Bull trap definition
A bull trap is a classic definition of a false breakout. In general, the buyers enter a trade with a strong conviction of an upside, however the stock fails to deliver the upward move and in turn hits the stop loss or support levels. Such incidences not only affect the trading morale, but raises doubts on the trading strategies. Subsequent triggers in the stop loss induce “fear of uncertainty” and feelings of “staying away” enters the system.
What to do when you fall in a Bull Tap??
The first response should be to exit the trade, rather than getting emotionally attached to the feeling of making profit. If not exited, the loss may widen and even lead to a disastrous situation going ahead. (BANKNIFTY weekly chart)
The price will tell you that it is bull trap; one way to identify is the swings with volatile volumes seen after the breakout levels. If the breakout is not a trap, then the price will show a consistent rise with closing above the previous high, at least for 2-3 sessions after the breakout neckline.
How to not fall into a Bull trap?
Once the stock breakout, wait for the rally to sustain with decent volumes. Having volatility in volume structure reflects uncertainty and indecision. Better to hold nerves and let the price settle keeping behind all the swings it has witnessed.

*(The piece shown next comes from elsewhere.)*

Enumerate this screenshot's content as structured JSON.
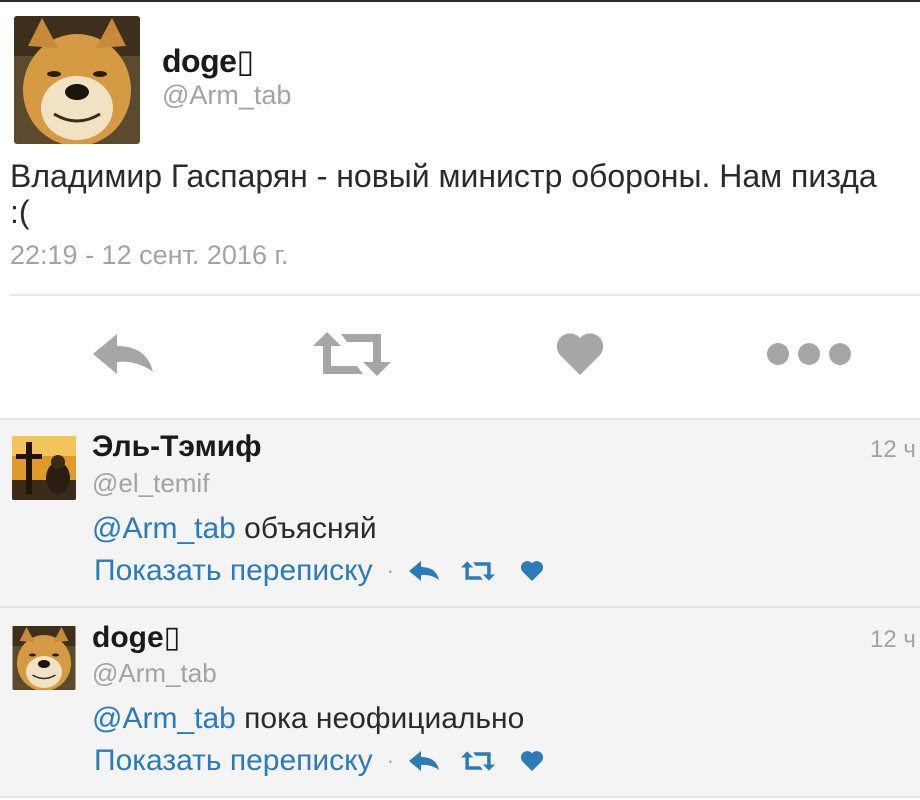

Make use of 2-3 technical / price indicators for a substantial confirmation. One can rely on a single indicator, however having more than one indicator helps to gauge the right momentum. That’s said, having more than 3 indicators also create confusion. Thus the ideal strategy should be to rely on limited technical indicators.
Three indicators are
Moving Averages: The major moving averages are 50-days moving average (DMA), 100-DMA and 200-DMA. While identifying a trade, list down stocks that are trading above these averages. Trading in a stock below these averages increases the risk of identifying strength, direction and momentum.
Chart Patterns / Candlestick patterns: Charts pattern like Inverse head and Shoulder, Double bottom, Falling channel pattern, Symmetrical triangle, Ascending triangle assist in exhibiting a positive outlook. Candlestick patterns like Bullish engulfing, Morning Star, Piercing line, Three White soldiers and Hammer are bullish indicators.
Technical Indicators: The two widely used indicators are Relative Strength Index (RSI) and Moving Average Convergence Divergence (MACD). RSI determines the strength in oversold and overbought conditions; also crossovers determine the positive upside. Whereas, MACD facilitates the underneath buying momentum identifying the direction on the zero line and crossovers.
One needs to develop strategies that provide confirmation on the correlation of these indicators. A confirm trade is said to have all these indicators giving a buy signal. Lacking in one of the indicators may increase the quantum of risk in a trade.
How to identify a bull trap before entering into a trade?
Trading is a difficult part of any investment activity. Before entering into a trade, one needs to gauge the overall outlook of the stock market. If the trend is certain and upward, the trade you enter may not need that extra cushion one has to take. Trading simple with a trend helps in building a strong “Trading confidence”.
Have the knowledge of the sector or index in which you want to select a stock. In some cases, the market trend might be volatile, but some specific sector/ index may exhibit the strong momentum. If the index looks positively trading, identifying a stock gets easier.
Avoid trading in stocks which are vulnerable to any corporate developments. Such situations exhibit uncertainty and potential volatility rise as the development